Dangers of Bat Bites
Bats are prone to invading homes to roost, especially in winter. In areas with large bat populations, one of these flying pests may accidentally swoop into a bedroom or living room. More than just unpleasant, an infestation can have serious health consequences.
Bats are the most common rabies carriers in the United States. This disease can pass to people when an infected animal's saliva comes in contact with the eyes, nose, mouth, or broken skin. As a result, bat bites and scratches are serious and require emergency care.
A Stealthy Virus
Rabies causes damage to the central nervous system. After infection, it usually takes up to three months for flu-like symptoms to begin. Without treatment, bat bites on humans are life-threatening if the pest is rabid.
What Happens If a Bat Bites You?
Signs of a Bat Bite
The animals have tiny teeth, so bat bites are rarely painful. In fact, injuries from bats that occur while people sleep often go unnoticed. In these cases, the victim may find the bat, alive or dead, in the room the next day.
Marks from a bat bite also fade quickly, often within 30 minutes. The difficulty of detecting a bite is all the more reason for caution, especially in places with a known bat infestation.

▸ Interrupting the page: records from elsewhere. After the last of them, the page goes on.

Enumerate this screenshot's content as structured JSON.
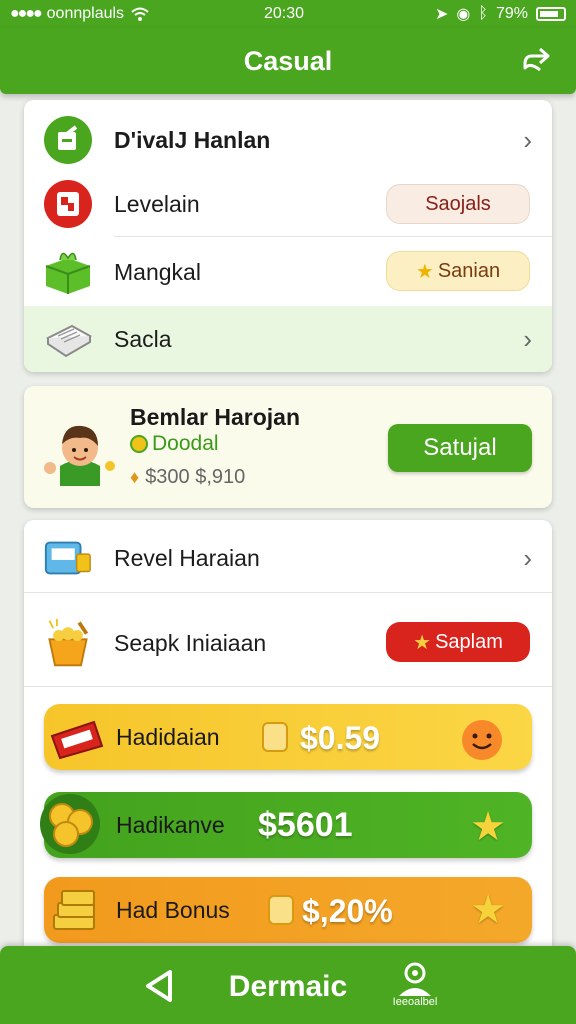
{
  "status_bar": {
    "carrier": "oonnplauls",
    "time": "20:30",
    "battery": "79%"
  },
  "app_bar": {
    "title": "Casual"
  },
  "menu_card": {
    "items": [
      {
        "label": "D'ivalJ Hanlan"
      },
      {
        "label": "Levelain",
        "badge": "Saojals"
      },
      {
        "label": "Mangkal",
        "badge": "Sanian"
      },
      {
        "label": "Sacla"
      }
    ]
  },
  "profile": {
    "name": "Bemlar Harojan",
    "tag": "Doodal",
    "balance": "$300 $,910",
    "button": "Satujal"
  },
  "lower_card": {
    "items": [
      {
        "label": "Revel Haraian"
      },
      {
        "label": "Seapk Iniaiaan",
        "badge": "Saplam"
      }
    ]
  },
  "promos": [
    {
      "label": "Hadidaian",
      "amount": "$0.59"
    },
    {
      "label": "Hadikanve",
      "amount": "$5601"
    },
    {
      "label": "Had Bonus",
      "amount": "$,20%"
    }
  ],
  "bottom_bar": {
    "title": "Dermaic",
    "profile_caption": "Ieeoalbel"
  },
  "colors": {
    "brand_green": "#4aa51f",
    "badge_red": "#d9231d",
    "promo_yellow": "#f6c52a",
    "promo_orange": "#f29a1d"
  }
}
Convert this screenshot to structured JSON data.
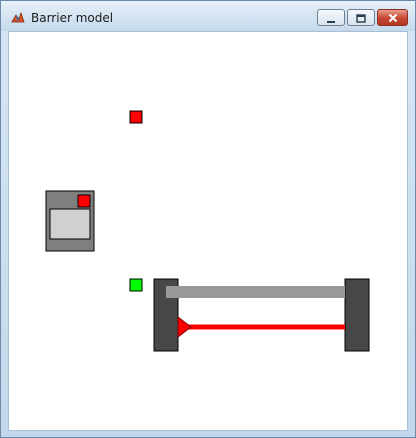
{
  "window": {
    "title": "Barrier model"
  },
  "icons": {
    "app": "matlab-icon",
    "minimize": "minimize-icon",
    "maximize": "maximize-icon",
    "close": "close-icon"
  },
  "colors": {
    "client_bg": "#ffffff",
    "indicator_red": "#ff0000",
    "indicator_green": "#00ff00",
    "device_body": "#7f7f7f",
    "device_screen": "#d0d0d0",
    "pillar": "#474747",
    "barrier_bar": "#999999",
    "beam": "#ff0000"
  }
}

Because bat bites on humans are so hard to spot, anyone who finds a bat in their home should report the animal for testing as soon as possible. Post-exposure rabies vaccinations are crucial, and bite victims need immediate medical care.

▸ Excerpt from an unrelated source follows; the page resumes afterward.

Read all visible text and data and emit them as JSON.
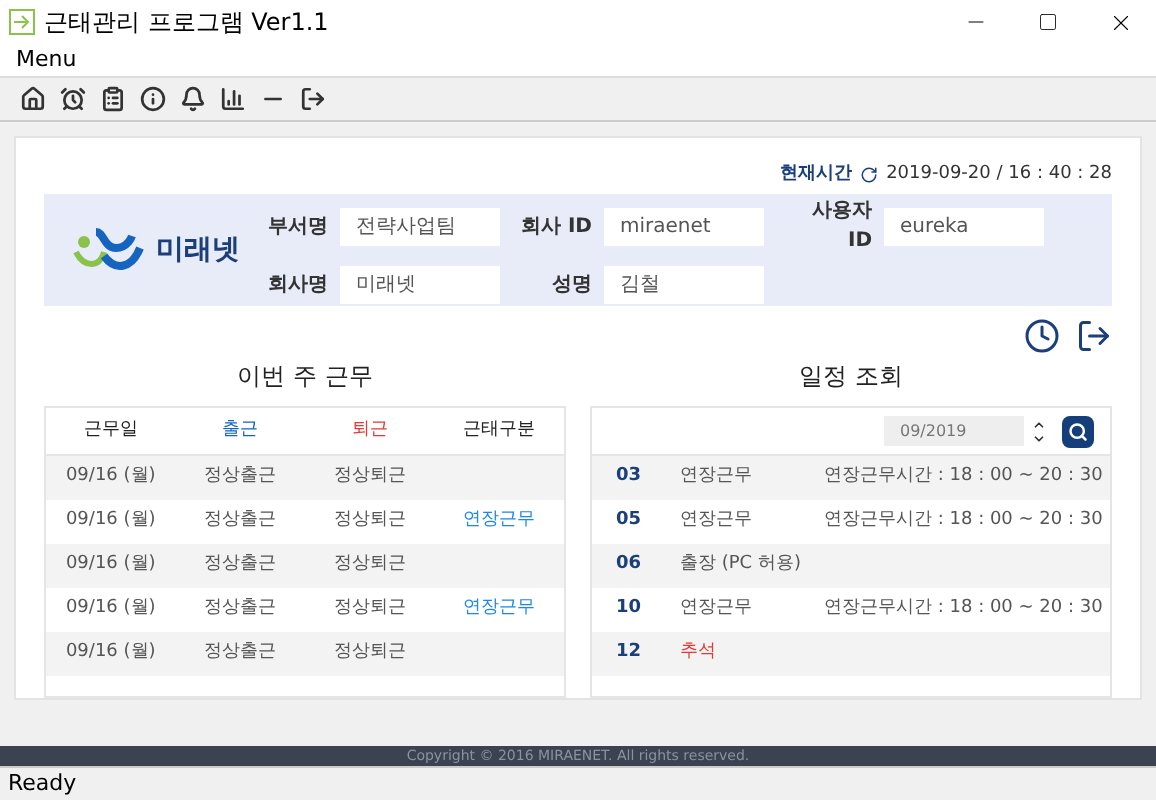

Ridding the Home of Bats
Bat infestations present an increased risk of rabies for homeowners. People concerned about these pests in their house or outbuilding should call Critter Control's experts to remove the animals quickly and safely.
Learn more about bat removal.